I’d never been to an apple farm and actually didn’t expect it to turn into an all day thing but we totally got carried away and spent our entire Sunday at the farm! Along the way to “our” apple farm there were about a half dozen others that we passed by, none of which were very packed. Once we finally got to the front of the Willowbrook farm, we were shocked to see a line (of 30 other people!) waiting just to get into the farm. We played with the idea of just walking back towards another one of the less crowded farms but decided that obviously this one had to be packed for a reason so we’d better just stick it out.
So we waited our turn and once inside we were sooo glad we stayed. The farm was full of rows and rows of gigantic apple trees, giving the perfect fall scenery to a very “fall” day.
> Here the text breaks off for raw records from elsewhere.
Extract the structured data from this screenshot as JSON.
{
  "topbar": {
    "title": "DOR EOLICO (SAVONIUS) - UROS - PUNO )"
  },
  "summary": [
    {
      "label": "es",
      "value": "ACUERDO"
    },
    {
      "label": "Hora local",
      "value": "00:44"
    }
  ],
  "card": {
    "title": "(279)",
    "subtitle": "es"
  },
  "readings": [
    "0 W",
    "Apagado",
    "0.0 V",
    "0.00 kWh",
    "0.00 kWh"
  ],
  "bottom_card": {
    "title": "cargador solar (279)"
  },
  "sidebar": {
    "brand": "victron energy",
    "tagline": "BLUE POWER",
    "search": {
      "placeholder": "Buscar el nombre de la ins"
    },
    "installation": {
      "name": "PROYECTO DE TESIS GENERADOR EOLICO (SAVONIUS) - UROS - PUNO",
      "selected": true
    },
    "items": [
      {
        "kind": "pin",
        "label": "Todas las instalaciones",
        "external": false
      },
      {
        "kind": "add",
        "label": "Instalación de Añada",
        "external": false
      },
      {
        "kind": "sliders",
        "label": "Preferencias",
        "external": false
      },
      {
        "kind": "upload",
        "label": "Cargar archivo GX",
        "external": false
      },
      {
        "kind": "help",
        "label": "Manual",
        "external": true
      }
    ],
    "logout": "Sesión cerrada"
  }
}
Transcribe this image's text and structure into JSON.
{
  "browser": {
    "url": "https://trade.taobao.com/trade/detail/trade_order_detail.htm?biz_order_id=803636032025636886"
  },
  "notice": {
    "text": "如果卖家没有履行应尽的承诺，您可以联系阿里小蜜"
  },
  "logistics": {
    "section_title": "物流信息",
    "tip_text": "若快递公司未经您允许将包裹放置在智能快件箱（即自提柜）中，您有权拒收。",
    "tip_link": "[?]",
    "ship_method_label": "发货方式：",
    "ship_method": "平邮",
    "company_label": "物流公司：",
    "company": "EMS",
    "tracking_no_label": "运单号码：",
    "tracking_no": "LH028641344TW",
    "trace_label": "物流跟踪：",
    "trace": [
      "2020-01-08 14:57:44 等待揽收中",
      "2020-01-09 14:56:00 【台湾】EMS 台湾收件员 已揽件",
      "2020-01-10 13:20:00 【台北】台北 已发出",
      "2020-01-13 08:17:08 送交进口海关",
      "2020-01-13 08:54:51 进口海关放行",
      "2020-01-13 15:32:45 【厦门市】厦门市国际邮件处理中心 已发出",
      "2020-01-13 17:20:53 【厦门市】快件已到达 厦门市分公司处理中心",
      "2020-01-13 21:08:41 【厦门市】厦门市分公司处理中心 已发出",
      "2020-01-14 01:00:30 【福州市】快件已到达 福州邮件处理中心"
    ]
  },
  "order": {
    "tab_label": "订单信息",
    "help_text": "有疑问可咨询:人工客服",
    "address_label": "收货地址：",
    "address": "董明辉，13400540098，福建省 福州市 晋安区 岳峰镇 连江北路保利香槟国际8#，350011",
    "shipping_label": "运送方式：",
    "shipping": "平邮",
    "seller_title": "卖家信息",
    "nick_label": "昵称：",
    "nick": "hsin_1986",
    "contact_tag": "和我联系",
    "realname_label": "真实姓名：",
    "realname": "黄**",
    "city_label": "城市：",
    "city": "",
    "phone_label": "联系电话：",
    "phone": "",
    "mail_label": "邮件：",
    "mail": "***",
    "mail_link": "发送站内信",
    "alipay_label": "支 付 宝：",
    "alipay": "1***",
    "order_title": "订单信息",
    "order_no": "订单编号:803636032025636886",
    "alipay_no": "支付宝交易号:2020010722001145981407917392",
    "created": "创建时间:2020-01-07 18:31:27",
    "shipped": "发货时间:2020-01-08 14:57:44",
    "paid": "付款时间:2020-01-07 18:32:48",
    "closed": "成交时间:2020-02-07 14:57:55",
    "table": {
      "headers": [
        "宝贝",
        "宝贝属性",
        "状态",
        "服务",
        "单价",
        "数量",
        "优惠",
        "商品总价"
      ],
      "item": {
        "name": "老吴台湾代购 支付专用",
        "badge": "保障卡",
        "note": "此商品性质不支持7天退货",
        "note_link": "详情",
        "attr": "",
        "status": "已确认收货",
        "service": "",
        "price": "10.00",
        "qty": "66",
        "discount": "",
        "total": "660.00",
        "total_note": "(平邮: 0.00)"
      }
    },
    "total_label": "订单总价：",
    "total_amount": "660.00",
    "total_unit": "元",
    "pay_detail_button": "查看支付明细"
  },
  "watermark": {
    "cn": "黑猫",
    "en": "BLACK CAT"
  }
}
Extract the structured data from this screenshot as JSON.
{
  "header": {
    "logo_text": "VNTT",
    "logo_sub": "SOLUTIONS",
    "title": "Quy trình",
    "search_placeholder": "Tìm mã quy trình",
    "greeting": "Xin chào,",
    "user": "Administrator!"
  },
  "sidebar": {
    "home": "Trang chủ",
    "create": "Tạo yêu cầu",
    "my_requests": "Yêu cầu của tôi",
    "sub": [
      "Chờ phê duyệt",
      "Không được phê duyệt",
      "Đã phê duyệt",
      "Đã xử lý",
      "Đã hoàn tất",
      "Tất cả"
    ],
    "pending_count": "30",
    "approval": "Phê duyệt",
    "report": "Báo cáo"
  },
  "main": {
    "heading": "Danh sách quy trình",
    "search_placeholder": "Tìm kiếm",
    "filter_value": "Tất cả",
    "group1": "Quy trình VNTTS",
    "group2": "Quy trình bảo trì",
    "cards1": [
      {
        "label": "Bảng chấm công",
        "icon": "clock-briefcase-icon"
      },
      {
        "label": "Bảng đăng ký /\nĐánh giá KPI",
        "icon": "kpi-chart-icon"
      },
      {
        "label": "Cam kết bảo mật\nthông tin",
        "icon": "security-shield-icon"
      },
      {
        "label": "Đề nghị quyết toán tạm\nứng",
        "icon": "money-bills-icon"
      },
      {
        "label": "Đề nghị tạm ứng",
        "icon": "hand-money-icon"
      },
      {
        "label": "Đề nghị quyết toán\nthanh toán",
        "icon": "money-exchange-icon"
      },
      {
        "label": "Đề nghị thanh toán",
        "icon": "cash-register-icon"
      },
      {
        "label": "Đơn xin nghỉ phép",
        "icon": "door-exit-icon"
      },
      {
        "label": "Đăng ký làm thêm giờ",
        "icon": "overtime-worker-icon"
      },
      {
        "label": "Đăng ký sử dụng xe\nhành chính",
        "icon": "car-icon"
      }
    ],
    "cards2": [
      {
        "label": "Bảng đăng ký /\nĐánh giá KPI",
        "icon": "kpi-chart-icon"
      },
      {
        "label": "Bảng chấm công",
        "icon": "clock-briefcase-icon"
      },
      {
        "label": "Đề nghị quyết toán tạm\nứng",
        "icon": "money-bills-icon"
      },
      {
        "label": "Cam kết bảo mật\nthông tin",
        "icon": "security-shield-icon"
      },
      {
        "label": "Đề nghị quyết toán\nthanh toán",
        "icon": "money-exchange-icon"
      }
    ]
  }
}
Upon entering, they let you choose between a 3 lb bag and a 5 lb bag which they supply you with, then on your way out you pay for your bag full of apples. The 3 lb bag was $9 and the 5 lb bag was $14 and you just fill your bag up as much as you possibly can!
As we roamed the orchards we met a few of their resident farm animals- a 12 lb bunny named Floppy (THE biggest rabbit I’ve ever seen), a miniature horse named Comet, a miniature donkey named Star, a pot-belly pig, and a ton of chickens! Honestly the miniature horse was my favorite, he was just too cute!
We got to the farm at 12:30 and left around 4, which we really had no intention of doing. I didn’t think we’d end up staying so long! But they just had so much to do! After paying for our 3 lb bag of apples they ask if you’d like to make your own apple cider (DUH!) so of course we paid another $12 for a half gallon pitcher. Once you pay they give you a plastic bag and write the size of the cider you’d like to make. Then you walk up to the “Cider Station” where they have employees ready to teach you how to work the machines that crush the apples. To do the cider, they actually give you a basket and then you can choose apples that they have sitting in a HUGE bin full of water (think bobbing for apples type thing); that way you don’t end up using your own apples and going home empty handed after all that hard work pickin’ em!
What I learned at the Apple Farm
- If an apple is “ready” all you have to do is twist the stem three times. If it doesn’t fall off by that third twist; it’s not yet ready to go home with you!
- The most red apples aren’t always the ripest. Apples come in all shapes, colors, and sizes. Some even look slightly brown, which you’d think make them rotten; but they’re still good!
- Just because an apple might have scratches/ scars also doesn’t mean they’re bad. Some of the best types of apples are unique in that scarring is a part of their ripening process.
- Apples have the potential to last 2 weeks if you keep them in the fridge and freshly made apple cider can last 6 months if you keep it in the freezer!
- Organic, freshly made apple cider literally tastes EXACTLY like apple juice. I have to admit, I was slightly nervous to actually try ours. I thought it might taste like those “all too healthy/green” drinks that you want to like but have such a hard time with. BUT luckily; ours tasted exactly as if we bought it at the store (only we know that ours isn’t filled with preservatives and pumped with artificial sugar, so win for us!)
If you ever go to an apple farm and have the opportunity to make your own cider, I highly recommend you do it! I was shocked to see that people didn’t even realize that they could! We were one of the first in line and then it got packed pretty quickly; I think once people realized what was going on (they didn’t exactly advertise the DIY cider as much as the pick your own apples thing).
I’ll post a video of our experience later on this week! Happy Monday y’all!